* [YOUR OBJECTIVE] Below are the entries; return every line among them that holds the word "wrktutor".

* [TASK INPUTS]
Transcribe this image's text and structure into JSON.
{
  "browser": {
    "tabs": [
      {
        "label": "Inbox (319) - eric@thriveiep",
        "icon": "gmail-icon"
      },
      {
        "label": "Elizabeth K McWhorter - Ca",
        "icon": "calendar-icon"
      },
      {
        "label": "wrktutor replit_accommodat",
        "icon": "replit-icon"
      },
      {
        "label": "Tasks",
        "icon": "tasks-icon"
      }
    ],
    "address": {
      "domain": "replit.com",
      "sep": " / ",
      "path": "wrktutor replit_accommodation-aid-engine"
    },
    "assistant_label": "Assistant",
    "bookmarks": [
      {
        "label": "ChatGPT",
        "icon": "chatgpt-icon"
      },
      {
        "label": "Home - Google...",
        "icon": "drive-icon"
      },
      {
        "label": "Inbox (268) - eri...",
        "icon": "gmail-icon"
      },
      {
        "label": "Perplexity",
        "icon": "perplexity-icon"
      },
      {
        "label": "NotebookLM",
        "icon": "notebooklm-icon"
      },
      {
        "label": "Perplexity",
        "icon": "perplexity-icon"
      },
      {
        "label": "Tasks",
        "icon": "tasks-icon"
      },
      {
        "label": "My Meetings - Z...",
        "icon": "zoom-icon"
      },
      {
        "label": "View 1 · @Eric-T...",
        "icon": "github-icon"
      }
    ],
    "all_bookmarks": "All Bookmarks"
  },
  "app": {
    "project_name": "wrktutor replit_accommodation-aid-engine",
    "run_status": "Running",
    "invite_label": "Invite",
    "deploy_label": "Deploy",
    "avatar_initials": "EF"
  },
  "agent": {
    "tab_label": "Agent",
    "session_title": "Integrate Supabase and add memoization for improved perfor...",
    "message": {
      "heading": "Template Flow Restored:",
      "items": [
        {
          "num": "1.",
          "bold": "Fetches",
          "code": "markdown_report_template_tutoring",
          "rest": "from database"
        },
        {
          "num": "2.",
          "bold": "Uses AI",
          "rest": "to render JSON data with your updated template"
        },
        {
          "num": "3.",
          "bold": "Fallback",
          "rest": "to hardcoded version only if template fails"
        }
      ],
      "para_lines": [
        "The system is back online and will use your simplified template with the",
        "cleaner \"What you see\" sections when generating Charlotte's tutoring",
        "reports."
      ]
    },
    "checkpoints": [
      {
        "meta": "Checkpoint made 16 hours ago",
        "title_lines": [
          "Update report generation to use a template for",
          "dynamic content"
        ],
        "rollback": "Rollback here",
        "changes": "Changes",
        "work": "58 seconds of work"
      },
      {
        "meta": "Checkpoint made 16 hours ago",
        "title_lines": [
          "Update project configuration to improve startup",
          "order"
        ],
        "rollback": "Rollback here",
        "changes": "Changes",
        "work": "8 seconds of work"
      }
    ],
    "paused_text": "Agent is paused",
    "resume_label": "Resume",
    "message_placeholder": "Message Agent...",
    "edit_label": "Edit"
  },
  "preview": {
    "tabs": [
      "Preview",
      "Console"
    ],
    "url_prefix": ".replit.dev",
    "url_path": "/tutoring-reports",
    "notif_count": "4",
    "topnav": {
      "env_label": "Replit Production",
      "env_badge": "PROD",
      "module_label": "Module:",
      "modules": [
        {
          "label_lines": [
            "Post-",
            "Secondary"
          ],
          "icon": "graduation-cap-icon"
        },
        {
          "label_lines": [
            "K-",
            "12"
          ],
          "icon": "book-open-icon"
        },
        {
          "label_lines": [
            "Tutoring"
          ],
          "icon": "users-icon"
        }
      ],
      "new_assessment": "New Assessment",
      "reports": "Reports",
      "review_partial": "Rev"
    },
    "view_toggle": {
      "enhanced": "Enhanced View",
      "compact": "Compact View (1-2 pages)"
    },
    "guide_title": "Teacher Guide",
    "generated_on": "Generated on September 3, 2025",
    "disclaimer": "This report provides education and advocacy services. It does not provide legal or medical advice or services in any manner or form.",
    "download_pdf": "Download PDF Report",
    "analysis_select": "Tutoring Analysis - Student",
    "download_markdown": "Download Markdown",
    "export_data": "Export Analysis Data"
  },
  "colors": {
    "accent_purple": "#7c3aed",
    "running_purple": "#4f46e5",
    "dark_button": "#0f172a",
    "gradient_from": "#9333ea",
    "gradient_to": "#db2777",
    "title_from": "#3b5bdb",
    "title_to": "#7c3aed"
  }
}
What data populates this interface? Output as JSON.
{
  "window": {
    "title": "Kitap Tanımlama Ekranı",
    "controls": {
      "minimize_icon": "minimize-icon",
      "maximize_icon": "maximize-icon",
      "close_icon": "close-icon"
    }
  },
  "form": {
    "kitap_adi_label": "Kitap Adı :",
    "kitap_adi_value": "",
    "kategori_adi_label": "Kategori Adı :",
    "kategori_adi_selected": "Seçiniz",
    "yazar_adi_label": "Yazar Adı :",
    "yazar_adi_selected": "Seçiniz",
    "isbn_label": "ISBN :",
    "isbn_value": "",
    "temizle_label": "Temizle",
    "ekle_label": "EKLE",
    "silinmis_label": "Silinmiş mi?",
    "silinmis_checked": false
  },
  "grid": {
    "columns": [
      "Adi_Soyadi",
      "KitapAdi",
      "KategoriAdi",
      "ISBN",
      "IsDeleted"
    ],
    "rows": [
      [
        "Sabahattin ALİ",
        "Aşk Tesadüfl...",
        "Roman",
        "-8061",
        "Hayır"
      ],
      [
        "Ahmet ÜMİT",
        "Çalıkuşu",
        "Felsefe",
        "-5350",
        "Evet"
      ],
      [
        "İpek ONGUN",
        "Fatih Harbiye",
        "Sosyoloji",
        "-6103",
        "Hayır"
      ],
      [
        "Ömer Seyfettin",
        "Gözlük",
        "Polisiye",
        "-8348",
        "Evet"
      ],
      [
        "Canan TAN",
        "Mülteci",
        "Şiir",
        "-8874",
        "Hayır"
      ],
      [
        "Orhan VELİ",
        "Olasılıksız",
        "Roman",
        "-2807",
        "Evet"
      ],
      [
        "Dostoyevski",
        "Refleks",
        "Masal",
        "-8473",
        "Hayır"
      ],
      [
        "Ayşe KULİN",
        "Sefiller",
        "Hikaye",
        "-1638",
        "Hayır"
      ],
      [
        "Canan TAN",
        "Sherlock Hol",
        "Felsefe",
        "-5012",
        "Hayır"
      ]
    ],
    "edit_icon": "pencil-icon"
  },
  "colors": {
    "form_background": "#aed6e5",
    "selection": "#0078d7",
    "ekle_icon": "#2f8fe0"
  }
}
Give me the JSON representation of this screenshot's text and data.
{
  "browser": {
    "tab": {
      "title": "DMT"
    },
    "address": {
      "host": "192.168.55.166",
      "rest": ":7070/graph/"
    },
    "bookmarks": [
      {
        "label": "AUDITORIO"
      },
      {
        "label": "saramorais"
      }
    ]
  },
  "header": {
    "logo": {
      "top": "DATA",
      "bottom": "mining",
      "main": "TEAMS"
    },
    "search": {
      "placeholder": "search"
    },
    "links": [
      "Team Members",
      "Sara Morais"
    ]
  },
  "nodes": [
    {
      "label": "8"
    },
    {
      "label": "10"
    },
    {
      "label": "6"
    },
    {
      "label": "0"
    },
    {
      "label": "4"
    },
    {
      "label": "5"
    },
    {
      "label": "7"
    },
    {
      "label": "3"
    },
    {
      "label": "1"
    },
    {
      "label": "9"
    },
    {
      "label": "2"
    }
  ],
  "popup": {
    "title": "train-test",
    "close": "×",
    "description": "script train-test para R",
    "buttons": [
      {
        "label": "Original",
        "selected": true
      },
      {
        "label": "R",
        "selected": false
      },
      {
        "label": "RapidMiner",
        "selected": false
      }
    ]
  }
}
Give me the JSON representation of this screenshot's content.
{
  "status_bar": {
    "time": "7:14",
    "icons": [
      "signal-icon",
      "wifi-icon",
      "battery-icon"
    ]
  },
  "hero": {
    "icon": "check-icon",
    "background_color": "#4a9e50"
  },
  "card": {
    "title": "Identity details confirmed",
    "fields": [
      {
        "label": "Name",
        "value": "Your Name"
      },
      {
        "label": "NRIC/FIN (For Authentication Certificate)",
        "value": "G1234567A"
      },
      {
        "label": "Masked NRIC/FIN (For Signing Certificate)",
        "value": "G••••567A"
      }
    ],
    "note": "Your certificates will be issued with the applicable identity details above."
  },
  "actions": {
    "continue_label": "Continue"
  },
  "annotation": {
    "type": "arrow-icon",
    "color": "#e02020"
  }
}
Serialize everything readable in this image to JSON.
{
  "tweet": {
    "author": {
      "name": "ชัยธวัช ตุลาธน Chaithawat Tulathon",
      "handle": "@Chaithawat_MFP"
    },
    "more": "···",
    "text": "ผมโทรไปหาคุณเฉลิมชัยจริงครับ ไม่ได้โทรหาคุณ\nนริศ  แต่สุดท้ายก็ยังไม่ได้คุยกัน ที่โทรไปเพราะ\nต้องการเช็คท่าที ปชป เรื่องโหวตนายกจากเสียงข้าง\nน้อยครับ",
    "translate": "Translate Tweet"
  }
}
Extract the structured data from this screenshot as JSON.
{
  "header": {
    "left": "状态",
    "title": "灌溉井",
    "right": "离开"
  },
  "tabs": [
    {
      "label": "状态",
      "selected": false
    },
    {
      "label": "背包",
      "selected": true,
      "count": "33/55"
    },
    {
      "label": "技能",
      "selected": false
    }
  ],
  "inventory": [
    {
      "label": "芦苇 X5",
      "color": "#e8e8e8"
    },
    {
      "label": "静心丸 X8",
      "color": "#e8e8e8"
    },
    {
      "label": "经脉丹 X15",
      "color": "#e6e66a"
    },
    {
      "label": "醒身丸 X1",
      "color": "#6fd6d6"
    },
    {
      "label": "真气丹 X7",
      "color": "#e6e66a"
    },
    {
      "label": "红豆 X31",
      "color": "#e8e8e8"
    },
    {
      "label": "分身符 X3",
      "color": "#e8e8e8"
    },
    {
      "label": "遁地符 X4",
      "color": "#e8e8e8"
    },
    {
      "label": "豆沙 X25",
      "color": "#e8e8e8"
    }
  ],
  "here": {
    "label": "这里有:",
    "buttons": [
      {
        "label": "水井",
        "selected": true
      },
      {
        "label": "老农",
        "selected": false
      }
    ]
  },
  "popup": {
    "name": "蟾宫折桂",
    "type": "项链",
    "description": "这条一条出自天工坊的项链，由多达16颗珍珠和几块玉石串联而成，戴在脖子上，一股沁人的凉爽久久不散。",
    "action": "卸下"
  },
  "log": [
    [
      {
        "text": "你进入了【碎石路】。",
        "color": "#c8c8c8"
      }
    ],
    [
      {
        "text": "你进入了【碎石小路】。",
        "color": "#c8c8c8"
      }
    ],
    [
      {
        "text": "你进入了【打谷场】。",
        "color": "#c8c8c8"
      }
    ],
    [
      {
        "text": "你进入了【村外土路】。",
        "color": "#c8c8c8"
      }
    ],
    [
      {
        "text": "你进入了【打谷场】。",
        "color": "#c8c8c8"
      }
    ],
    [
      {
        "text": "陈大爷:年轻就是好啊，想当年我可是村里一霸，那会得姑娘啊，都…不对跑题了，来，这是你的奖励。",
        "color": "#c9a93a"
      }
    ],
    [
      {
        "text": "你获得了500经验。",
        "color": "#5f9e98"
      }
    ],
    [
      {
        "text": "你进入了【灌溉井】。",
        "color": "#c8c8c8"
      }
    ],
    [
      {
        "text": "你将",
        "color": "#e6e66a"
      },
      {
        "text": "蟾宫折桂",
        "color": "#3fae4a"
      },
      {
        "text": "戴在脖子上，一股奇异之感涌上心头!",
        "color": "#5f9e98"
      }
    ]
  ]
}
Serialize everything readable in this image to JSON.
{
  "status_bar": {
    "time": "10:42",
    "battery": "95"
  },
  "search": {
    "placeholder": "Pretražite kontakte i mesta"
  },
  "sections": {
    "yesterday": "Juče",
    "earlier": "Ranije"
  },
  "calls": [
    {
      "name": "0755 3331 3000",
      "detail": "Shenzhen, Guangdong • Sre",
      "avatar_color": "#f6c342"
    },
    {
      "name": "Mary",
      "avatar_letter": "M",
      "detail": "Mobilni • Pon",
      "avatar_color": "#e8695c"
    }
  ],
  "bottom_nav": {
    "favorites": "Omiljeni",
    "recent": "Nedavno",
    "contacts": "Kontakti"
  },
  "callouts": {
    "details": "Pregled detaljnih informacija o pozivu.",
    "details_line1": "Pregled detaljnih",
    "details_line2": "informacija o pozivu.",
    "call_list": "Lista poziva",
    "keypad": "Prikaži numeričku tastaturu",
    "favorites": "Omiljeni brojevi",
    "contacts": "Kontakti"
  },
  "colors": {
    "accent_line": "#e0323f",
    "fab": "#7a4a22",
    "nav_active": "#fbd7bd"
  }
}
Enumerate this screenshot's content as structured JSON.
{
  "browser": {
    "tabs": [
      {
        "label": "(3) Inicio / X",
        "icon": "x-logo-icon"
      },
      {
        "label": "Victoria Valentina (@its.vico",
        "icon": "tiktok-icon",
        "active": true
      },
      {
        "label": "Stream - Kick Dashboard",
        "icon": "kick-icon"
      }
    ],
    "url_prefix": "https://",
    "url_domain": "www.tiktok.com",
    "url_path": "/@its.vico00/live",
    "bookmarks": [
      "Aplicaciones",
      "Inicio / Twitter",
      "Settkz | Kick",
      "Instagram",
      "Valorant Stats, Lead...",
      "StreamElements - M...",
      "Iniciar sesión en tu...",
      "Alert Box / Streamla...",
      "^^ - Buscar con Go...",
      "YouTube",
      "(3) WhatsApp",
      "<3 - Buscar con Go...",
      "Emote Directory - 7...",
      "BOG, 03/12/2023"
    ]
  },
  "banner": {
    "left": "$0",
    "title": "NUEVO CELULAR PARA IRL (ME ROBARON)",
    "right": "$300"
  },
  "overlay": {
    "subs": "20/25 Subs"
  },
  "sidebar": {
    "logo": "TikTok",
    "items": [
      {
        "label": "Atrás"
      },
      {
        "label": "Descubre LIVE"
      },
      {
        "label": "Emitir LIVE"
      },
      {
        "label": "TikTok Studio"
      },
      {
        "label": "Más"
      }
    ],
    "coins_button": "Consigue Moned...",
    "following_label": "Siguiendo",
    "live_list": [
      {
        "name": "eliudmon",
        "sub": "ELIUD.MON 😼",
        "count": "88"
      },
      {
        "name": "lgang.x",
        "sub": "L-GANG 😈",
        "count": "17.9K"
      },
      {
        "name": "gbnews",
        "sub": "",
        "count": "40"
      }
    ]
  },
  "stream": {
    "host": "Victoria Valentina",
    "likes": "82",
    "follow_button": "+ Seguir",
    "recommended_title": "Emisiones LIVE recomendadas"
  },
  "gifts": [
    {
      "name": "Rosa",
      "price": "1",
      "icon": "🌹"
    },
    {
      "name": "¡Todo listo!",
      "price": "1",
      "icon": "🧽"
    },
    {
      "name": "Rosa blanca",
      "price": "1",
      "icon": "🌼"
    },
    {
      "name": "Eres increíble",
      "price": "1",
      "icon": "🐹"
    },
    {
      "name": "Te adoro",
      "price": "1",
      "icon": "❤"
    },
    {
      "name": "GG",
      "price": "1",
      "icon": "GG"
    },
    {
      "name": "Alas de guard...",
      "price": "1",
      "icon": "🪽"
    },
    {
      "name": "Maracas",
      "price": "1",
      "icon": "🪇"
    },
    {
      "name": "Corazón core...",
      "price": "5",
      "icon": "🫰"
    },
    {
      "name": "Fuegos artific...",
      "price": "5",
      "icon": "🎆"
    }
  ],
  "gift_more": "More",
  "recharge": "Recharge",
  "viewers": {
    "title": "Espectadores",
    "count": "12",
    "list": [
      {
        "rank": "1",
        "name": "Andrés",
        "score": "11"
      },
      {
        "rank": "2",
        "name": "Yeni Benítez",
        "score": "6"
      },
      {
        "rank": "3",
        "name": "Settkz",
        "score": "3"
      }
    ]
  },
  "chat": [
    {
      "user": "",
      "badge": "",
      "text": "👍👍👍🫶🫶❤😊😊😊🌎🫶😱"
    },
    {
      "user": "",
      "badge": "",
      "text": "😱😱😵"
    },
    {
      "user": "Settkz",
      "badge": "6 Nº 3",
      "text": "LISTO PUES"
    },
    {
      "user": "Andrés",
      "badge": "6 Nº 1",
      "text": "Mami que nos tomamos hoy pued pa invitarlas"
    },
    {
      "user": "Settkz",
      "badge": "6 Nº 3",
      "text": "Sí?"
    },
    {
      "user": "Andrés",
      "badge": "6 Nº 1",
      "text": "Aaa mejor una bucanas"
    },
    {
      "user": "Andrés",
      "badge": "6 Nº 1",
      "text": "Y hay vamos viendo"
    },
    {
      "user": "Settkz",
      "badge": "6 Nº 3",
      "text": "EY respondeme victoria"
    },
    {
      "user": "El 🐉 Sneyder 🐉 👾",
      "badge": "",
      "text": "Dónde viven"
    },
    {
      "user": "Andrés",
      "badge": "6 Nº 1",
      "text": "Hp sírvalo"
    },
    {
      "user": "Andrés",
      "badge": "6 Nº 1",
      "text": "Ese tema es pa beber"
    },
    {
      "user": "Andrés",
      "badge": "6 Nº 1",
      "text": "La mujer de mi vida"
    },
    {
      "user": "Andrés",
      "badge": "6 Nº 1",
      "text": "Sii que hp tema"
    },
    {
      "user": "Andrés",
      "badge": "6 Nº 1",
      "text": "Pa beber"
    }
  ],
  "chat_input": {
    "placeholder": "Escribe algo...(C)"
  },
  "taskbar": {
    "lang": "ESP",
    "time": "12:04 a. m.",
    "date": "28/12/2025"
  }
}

* [SOLUTION BELOW]
        "label": "wrktutor replit_accommodat",
      "path": "wrktutor replit_accommodation-aid-engine"
    "project_name": "wrktutor replit_accommodation-aid-engine",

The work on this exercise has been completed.